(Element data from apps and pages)
----------

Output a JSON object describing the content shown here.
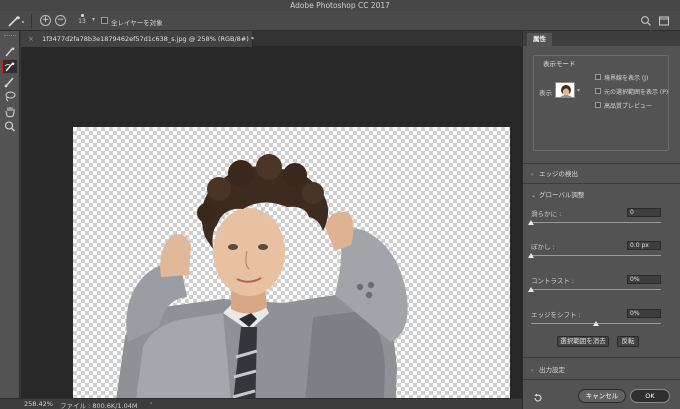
{
  "app": {
    "window_title": "Adobe Photoshop CC 2017"
  },
  "options_bar": {
    "brush_size": "13",
    "sample_all_layers_label": "全レイヤーを対象",
    "sample_all_layers_checked": false
  },
  "document": {
    "tab_title": "1f3477d2fa78b3e1879462ef57d1c638_s.jpg @ 258% (RGB/8#) *"
  },
  "status_bar": {
    "zoom": "258.42%",
    "file_info": "ファイル : 800.6K/1.04M"
  },
  "properties_panel": {
    "tab_label": "属性",
    "view_mode": {
      "group_title": "表示モード",
      "view_label": "表示 :",
      "options": [
        {
          "label": "境界線を表示 (J)",
          "checked": false
        },
        {
          "label": "元の選択範囲を表示 (P)",
          "checked": false
        },
        {
          "label": "高品質プレビュー",
          "checked": false
        }
      ]
    },
    "edge_detection": {
      "title": "エッジの検出",
      "expanded": false
    },
    "global_refinement": {
      "title": "グローバル調整",
      "expanded": true,
      "sliders": [
        {
          "label": "滑らかに :",
          "value": "0",
          "fraction": 0.0
        },
        {
          "label": "ぼかし :",
          "value": "0.0 px",
          "fraction": 0.0
        },
        {
          "label": "コントラスト :",
          "value": "0%",
          "fraction": 0.0
        },
        {
          "label": "エッジをシフト :",
          "value": "0%",
          "fraction": 0.5
        }
      ],
      "clear_selection_label": "選択範囲を消去",
      "invert_label": "反転"
    },
    "output_settings": {
      "title": "出力設定",
      "expanded": false
    },
    "cancel_label": "キャンセル",
    "ok_label": "OK"
  },
  "colors": {
    "active_tool_outline": "#d21c1c"
  }
}
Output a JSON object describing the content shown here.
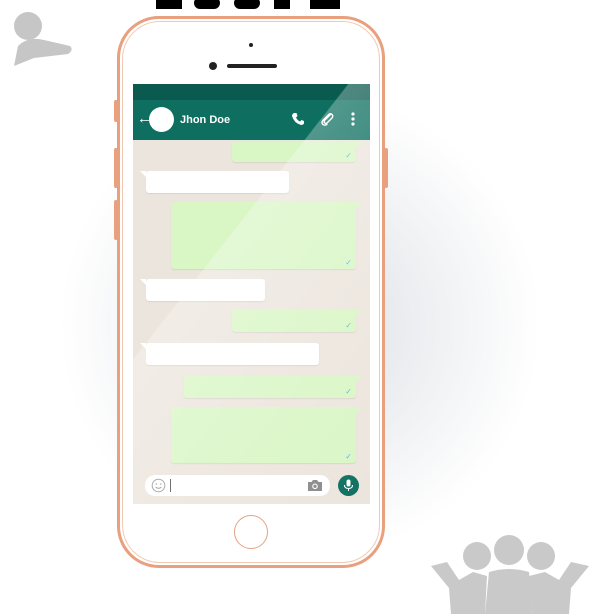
{
  "chat": {
    "contact_name": "Jhon Doe",
    "messages": [
      {
        "direction": "out",
        "tick": "✓"
      },
      {
        "direction": "in"
      },
      {
        "direction": "out",
        "tick": "✓"
      },
      {
        "direction": "in"
      },
      {
        "direction": "out",
        "tick": "✓"
      },
      {
        "direction": "in"
      },
      {
        "direction": "out",
        "tick": "✓"
      },
      {
        "direction": "out",
        "tick": "✓"
      }
    ]
  },
  "icons": {
    "back": "←",
    "call": "phone-icon",
    "attach": "paperclip-icon",
    "menu": "more-vertical-icon",
    "emoji": "emoji-icon",
    "camera": "camera-icon",
    "mic": "microphone-icon"
  },
  "colors": {
    "header": "#0e6f60",
    "status_bar": "#0b5a4f",
    "chat_background": "#ece5dd",
    "outgoing_bubble": "#d9f6c5",
    "incoming_bubble": "#ffffff",
    "phone_frame": "#e8a07e",
    "read_tick": "#4fb6ec"
  }
}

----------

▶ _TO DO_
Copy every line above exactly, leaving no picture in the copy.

▶ _OUTPUT_
Output a JSON object describing the content shown here.
{
  "app": {
    "window_title": "Adobe Photoshop CC 2017"
  },
  "options_bar": {
    "brush_size": "13",
    "sample_all_layers_label": "全レイヤーを対象",
    "sample_all_layers_checked": false
  },
  "document": {
    "tab_title": "1f3477d2fa78b3e1879462ef57d1c638_s.jpg @ 258% (RGB/8#) *"
  },
  "status_bar": {
    "zoom": "258.42%",
    "file_info": "ファイル : 800.6K/1.04M"
  },
  "properties_panel": {
    "tab_label": "属性",
    "view_mode": {
      "group_title": "表示モード",
      "view_label": "表示 :",
      "options": [
        {
          "label": "境界線を表示 (J)",
          "checked": false
        },
        {
          "label": "元の選択範囲を表示 (P)",
          "checked": false
        },
        {
          "label": "高品質プレビュー",
          "checked": false
        }
      ]
    },
    "edge_detection": {
      "title": "エッジの検出",
      "expanded": false
    },
    "global_refinement": {
      "title": "グローバル調整",
      "expanded": true,
      "sliders": [
        {
          "label": "滑らかに :",
          "value": "0",
          "fraction": 0.0
        },
        {
          "label": "ぼかし :",
          "value": "0.0 px",
          "fraction": 0.0
        },
        {
          "label": "コントラスト :",
          "value": "0%",
          "fraction": 0.0
        },
        {
          "label": "エッジをシフト :",
          "value": "0%",
          "fraction": 0.5
        }
      ],
      "clear_selection_label": "選択範囲を消去",
      "invert_label": "反転"
    },
    "output_settings": {
      "title": "出力設定",
      "expanded": false
    },
    "cancel_label": "キャンセル",
    "ok_label": "OK"
  },
  "colors": {
    "active_tool_outline": "#d21c1c"
  }
}
Output a JSON object describing the content shown here.
{
  "chat": {
    "contact_name": "Jhon Doe",
    "messages": [
      {
        "direction": "out",
        "tick": "✓"
      },
      {
        "direction": "in"
      },
      {
        "direction": "out",
        "tick": "✓"
      },
      {
        "direction": "in"
      },
      {
        "direction": "out",
        "tick": "✓"
      },
      {
        "direction": "in"
      },
      {
        "direction": "out",
        "tick": "✓"
      },
      {
        "direction": "out",
        "tick": "✓"
      }
    ]
  },
  "icons": {
    "back": "←",
    "call": "phone-icon",
    "attach": "paperclip-icon",
    "menu": "more-vertical-icon",
    "emoji": "emoji-icon",
    "camera": "camera-icon",
    "mic": "microphone-icon"
  },
  "colors": {
    "header": "#0e6f60",
    "status_bar": "#0b5a4f",
    "chat_background": "#ece5dd",
    "outgoing_bubble": "#d9f6c5",
    "incoming_bubble": "#ffffff",
    "phone_frame": "#e8a07e",
    "read_tick": "#4fb6ec"
  }
}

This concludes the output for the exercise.